The idea is to startle workers who may inadvertently (or purposely) violate social distancing rules with flashing lights and digital alarm bells to elicit a Pavlovian response from them. The rationale, of course, is to prevent the spread of COVID-19. But, there is more just day-to-day workplace safety involved in this Orwellian application of technology straight out of Fritz Lang’s Metropolis.
In the case that an employee is found to have contracted the virus – as happened in March at this very facility -, the rudimentary tech device will also collect data of the person’s exact whereabouts throughout the work day and provide management with specific information about who the infected worker came into close contact with, determining who must undergo contact tracing protocols.
Privacy issues or workplace rights are now totally bypassed in the age of COVID-19. Testing and the ostensible development of the device came as a result of pressure from multiple State governments this past May when 13 Attorney Generals called on Amazon and its subsidiary Whole Foods to implement stricter protection policies.
Selective Problem Solving
The pressure brought on the online retail giant by attorney generals from Massachusetts to New Mexico cites lapses in Amazon’s “policies and processes that relate to notifying people of coronavirus developments at its stores,” noting that “Many of our States’ consumer protection laws require businesses to provide truthful information and disclose material information to consumers” in a letter sent to Whole Foods’ CEO, John Mackey.
However, Amazon’s quick implementation of a solution to the state’s requests speaks to the direct interest he has in relation to such technologies, as opposed to the more structural problems at his facilities many have been complaining about for much longer.
Tim Bray, a former vice president at the company, resigned in May over Amazon’s decision to fire several employees who dared to publicly criticize its record on climate change and workplace conditions.
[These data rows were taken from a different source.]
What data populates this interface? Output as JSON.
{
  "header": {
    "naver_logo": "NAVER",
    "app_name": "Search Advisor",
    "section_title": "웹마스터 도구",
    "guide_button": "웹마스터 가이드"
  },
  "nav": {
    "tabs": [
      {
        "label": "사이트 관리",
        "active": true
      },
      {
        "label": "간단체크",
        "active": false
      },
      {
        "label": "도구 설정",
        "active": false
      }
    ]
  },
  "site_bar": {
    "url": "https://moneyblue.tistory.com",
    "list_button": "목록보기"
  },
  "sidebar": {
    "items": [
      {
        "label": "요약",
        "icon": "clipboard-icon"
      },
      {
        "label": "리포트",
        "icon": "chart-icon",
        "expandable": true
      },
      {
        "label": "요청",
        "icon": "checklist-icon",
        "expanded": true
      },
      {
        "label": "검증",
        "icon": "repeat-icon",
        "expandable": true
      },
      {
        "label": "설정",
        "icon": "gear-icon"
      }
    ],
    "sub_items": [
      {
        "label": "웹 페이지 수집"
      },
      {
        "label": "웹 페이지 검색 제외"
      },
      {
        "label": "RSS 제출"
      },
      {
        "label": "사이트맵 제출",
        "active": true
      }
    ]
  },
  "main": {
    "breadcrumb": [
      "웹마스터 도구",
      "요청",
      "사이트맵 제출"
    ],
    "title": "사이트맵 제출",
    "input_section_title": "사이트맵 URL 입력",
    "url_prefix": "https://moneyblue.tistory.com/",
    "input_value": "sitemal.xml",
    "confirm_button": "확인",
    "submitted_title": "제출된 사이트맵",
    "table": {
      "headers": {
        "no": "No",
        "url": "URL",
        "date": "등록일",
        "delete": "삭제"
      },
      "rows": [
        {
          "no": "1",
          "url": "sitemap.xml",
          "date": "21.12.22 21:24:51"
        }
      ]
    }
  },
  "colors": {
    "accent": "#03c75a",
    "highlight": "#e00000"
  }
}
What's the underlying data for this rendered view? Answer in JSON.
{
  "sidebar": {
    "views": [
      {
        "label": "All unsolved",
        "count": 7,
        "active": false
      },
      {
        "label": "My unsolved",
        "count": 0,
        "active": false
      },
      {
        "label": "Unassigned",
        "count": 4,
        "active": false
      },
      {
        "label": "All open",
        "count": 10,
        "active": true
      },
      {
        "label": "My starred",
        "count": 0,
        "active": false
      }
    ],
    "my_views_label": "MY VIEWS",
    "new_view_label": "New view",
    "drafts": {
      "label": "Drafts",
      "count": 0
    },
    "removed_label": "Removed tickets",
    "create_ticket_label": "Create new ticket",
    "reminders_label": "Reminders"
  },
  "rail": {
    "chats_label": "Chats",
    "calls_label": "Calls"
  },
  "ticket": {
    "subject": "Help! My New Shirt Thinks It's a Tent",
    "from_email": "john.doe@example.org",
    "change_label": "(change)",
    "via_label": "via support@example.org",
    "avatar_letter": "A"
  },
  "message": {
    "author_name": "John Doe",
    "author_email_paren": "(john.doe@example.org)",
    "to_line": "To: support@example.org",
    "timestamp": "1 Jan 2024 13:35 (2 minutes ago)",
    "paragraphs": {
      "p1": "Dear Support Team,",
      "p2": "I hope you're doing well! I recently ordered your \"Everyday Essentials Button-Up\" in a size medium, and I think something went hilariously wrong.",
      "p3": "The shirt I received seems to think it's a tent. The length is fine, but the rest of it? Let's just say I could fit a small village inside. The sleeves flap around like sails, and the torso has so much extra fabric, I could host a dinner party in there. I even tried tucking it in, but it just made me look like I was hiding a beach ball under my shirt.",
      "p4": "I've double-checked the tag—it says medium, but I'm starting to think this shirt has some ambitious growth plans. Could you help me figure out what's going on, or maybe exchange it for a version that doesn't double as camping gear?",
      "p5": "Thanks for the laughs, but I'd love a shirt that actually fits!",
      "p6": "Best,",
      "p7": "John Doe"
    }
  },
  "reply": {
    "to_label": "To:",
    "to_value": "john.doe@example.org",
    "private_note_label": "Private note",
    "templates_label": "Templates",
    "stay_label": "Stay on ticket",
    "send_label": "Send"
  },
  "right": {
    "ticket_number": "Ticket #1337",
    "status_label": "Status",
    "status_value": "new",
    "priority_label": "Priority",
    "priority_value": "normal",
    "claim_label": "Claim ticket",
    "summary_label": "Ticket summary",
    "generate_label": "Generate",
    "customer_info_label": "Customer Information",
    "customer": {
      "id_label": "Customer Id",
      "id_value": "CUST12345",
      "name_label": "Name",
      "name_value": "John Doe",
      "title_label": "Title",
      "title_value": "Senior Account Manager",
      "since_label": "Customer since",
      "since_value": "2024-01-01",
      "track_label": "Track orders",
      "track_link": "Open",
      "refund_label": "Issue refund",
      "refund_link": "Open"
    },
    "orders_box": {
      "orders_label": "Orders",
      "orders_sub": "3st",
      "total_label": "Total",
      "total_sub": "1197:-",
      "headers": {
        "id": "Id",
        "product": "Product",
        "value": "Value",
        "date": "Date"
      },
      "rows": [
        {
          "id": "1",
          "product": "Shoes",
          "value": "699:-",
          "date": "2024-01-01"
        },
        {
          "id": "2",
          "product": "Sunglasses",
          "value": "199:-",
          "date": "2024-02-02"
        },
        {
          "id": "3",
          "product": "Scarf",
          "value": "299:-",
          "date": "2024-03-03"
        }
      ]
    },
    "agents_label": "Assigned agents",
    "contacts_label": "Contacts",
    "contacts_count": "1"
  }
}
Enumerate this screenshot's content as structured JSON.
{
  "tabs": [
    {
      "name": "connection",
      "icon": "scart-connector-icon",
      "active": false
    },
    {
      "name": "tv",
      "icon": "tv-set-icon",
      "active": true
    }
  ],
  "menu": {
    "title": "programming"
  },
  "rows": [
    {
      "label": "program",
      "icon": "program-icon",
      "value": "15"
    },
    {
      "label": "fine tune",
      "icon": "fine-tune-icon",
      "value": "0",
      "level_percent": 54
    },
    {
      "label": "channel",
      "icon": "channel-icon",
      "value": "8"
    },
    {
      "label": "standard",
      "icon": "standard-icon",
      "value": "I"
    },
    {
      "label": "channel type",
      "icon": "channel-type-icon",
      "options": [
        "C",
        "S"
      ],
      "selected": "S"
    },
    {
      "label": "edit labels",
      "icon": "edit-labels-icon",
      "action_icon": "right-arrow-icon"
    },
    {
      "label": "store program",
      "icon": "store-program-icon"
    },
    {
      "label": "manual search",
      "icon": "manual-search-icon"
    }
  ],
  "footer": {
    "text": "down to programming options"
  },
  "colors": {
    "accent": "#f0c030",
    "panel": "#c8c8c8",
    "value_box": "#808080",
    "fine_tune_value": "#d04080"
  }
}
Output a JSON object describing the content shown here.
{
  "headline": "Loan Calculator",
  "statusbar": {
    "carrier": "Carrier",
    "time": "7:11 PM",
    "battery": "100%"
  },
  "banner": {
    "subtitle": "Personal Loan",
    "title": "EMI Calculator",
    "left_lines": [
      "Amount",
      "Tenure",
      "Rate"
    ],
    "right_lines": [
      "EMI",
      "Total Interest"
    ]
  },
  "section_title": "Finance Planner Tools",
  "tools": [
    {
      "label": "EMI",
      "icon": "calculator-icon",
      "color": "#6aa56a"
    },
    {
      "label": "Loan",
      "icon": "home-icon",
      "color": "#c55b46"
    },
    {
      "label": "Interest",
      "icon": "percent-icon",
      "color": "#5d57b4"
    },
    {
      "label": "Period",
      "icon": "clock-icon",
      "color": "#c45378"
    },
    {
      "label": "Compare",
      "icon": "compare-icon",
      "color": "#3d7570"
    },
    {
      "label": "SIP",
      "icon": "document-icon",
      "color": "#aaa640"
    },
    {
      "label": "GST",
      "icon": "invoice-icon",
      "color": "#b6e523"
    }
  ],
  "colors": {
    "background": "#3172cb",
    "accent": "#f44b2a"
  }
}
Maren Costa’s 15-year career at Amazon was let go in April after speaking out about the company’s ecological footprint. Her colleague, Emily Cunningham, was also fired. They and a third employee had founded “Amazon Employees for Climate Justice” and were planning a virtual rally that same month.
Costa acknowledged that Amazon had previously warned her about her activism, but stated that she had “no regrets” over standing up for her beliefs. Amazon has so far ignored calls by advocacy groups to re-instate her and her former colleagues. Innovations to further control workers through devices like the one now being tested in Kent, however, have gained plenty of traction in upper management circles.
The Not-So-New New Normal
Other techniques to enforce social distancing are being rolled out in different facilities. An alternate open source software program that uses augmented reality called “Distance Assistant” is being introduced across multiple facilities.
The solution leverages earlier applications, which used machine learning and artificial intelligence to “help site leaders identify high traffic areas”. The Distance Assistant uses a stand-alone monitor that displays on-screen indicators to “remind and encourage associates to maintain appropriate distance from others.”
Amazon foresees these kinds of technologies proliferating in the near future as workplaces like theirs continue to shift into a “new normal” where human beings surrender their own cognitive functions over to the machine and rely on an algorithm to put one foot in front of the other. Amazon has begun deploying “hundreds of these units” over the following weeks and, at least one still-employed vice president and engineer, looks forward to other companies following suit and building their own version of the “Distance Assistant”.
This, together with the device being tested at the Kent facility augurs an ever-more intrusive workplace environment as corporations simultaneously increase their monopoly power and take advantage of the social panic caused by the pandemic to retrofit their business concerns with the most draconian surveillance and tracking technologies they can think of.
Feature photo | A screenshot from video released by Amazon demonstrating its new augmented reality-based technology for use in its warehouses.